This paper suggests a new angle on externalization through investigating its capacity to "create" governable subjects (Foucault, 2007, Kotef 2015). It argues that this occurs through "subjectification" (Focault 2007) processes which aim to produce the "nationalized" migrant (Mongia, 1999).

Paper long abstract:

Research on externalisation has focused on its impacts on shifting power relations between states (Paoletti 2011, Van Crieckinge 2010), on changing borderscapes (Casas Cortes et. Al. 2015, Mezzadra & Neilson, 2012, Tsianos. Et al., 2009) and on the formulation of third countries' migration policy interests (Adam et al forthcoming, Mouthaan 2019, Natter 2018). This paper suggests a new angle on externalization policies. It sets out to investigate their capacity to "create" governable subjects (Foucault, 2007, Kotef 2015) beyond borders. It argues that this occurs through "subjectification" (Focault 2007) processes which aim to produce the "nationalized" migrant (Mongia, 1999). Drawing on fieldwork conducted in Niger in March 2018 three modes through which projects placed in the 'externalisation assemblage' (Casas Cortes et al 2015) work towards subjectifying mobility are identified. Firstly, strengthening state capacities to embrace populations and making the nationalized subject, secondly, migratizing mobility, and thirdly, the making the data migrant (Ross 2007). Arguing that categories produced through subjectification processes derive from mobile populations' racialized exclusion in destination countries, this lens on externalisation opens channels to investigate the intersection between biopolitics and geopolitics (Hyndman 2012). It places externalization within post-colonial politics of population management between "metropolis and centre" (Mezzadra 2006) and repoliticises (Pécoud 2015) apparently neutral migration vocabulary.


Sara Riva (CSIC-University of Queensland)

Paper short abstract:

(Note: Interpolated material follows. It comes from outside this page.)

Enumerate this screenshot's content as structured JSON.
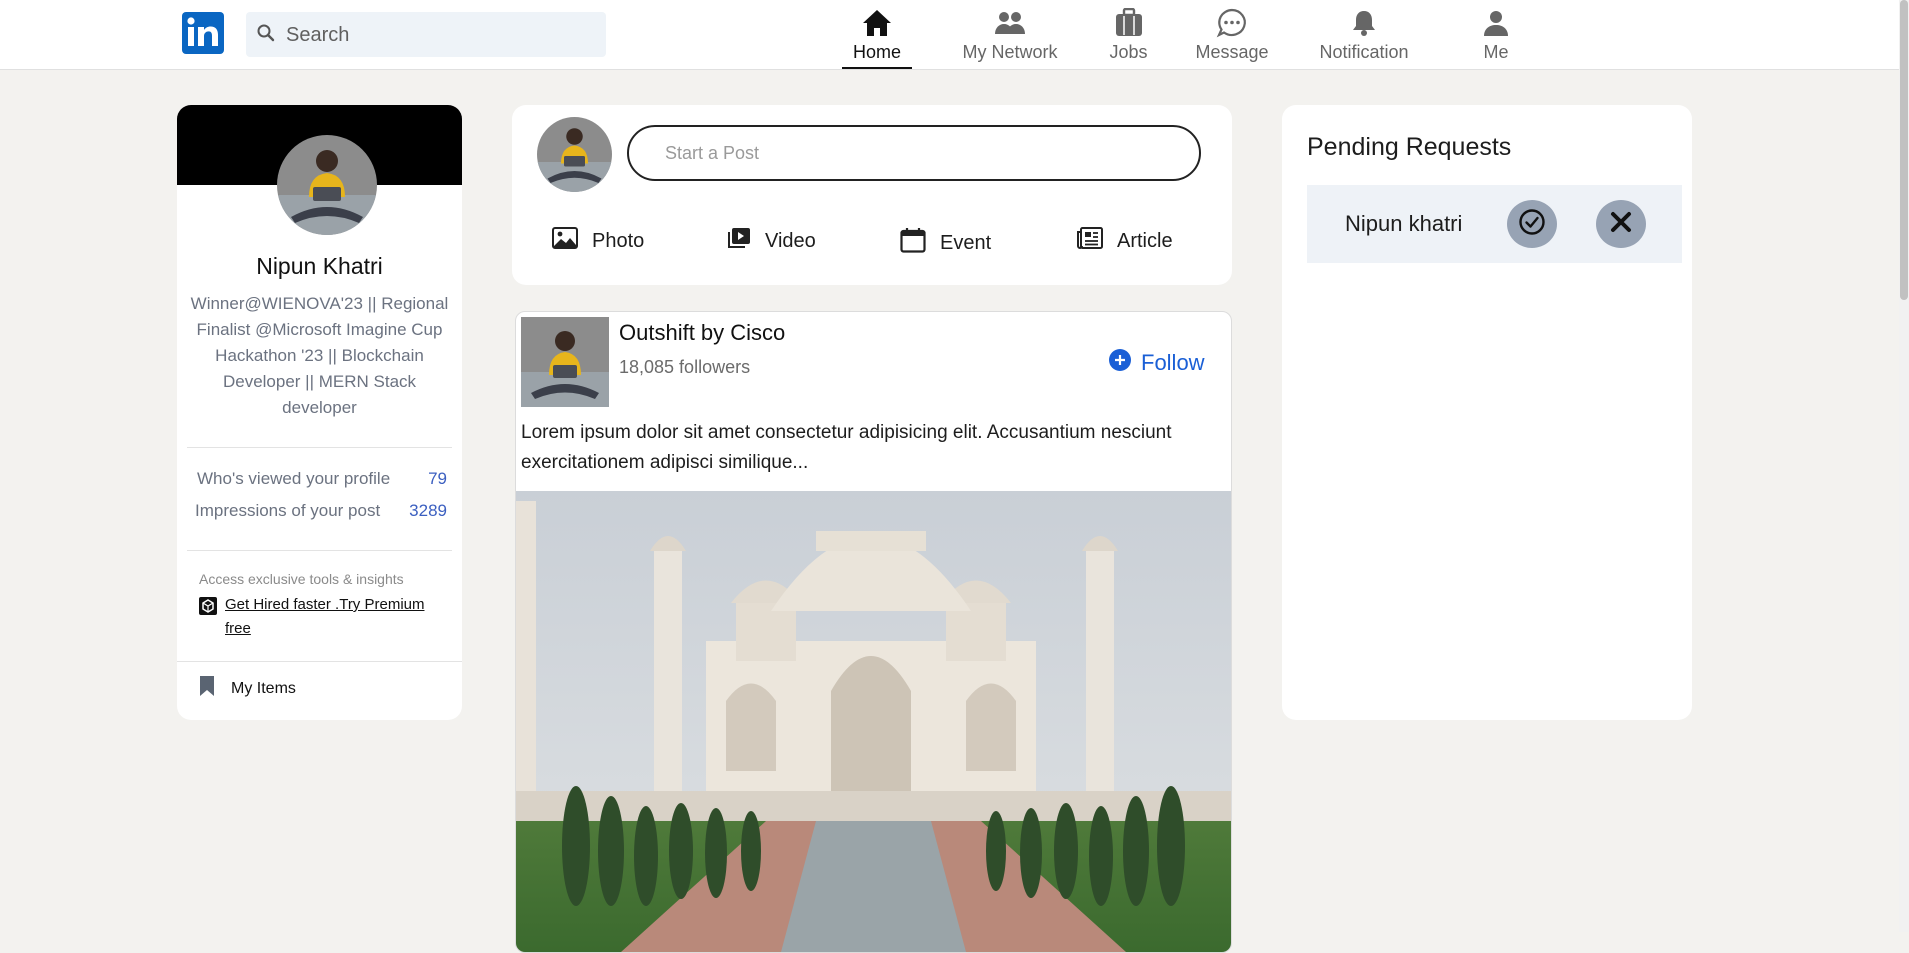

As a consequence of border externalization, regions have created a transnational sovereign assemblage that prevents displaced populations from exiting the Global South. The resulting assemblage reinforces the prevailing neocolonial structure by setting distance between states and refugees.

Paper long abstract:

Externalization border control practices have been increasingly used by states around the world over the last three decades. In particular, after 9/11 these immigration controls have intensified due to the securitization rhetoric. Western countries are transnationally fortifying themselves to avoid migrants and asylum-seekers reach their countries, as these populations are viewed—in biopolitical terms—as a threat to the health of the nation. This paper argues that as a consequence of border externalization measures, these regions have created overlapping buffer areas that combined result in an overarching buffer zone that is not country specific but rather a transnational sovereign assemblage of Western countries' borders. This assemblage requires looking beyond particular nation's border regimes and rather understanding the West as monolithic buffer zone that transfers the containment of migrants and refugees to the Global South and sets a distance between the state and the "refugee". Using a transnational feminist framework, and through the analysis of secondary sources, official documents, and previous studies, I focus on how Australia, the US, and the EU deploy bordering mechanisms—including punitive forms of enforcement—and how the resulting assemblage reinforces the prevailing neocolonial structure not only vis-à-vis who is allowed to enter these Western regions, but also within the relationship these Western countries establish with third countries. This paper makes several contributions to the scholarship on critical refugee studies, migration and immigration detention, and critical border studies.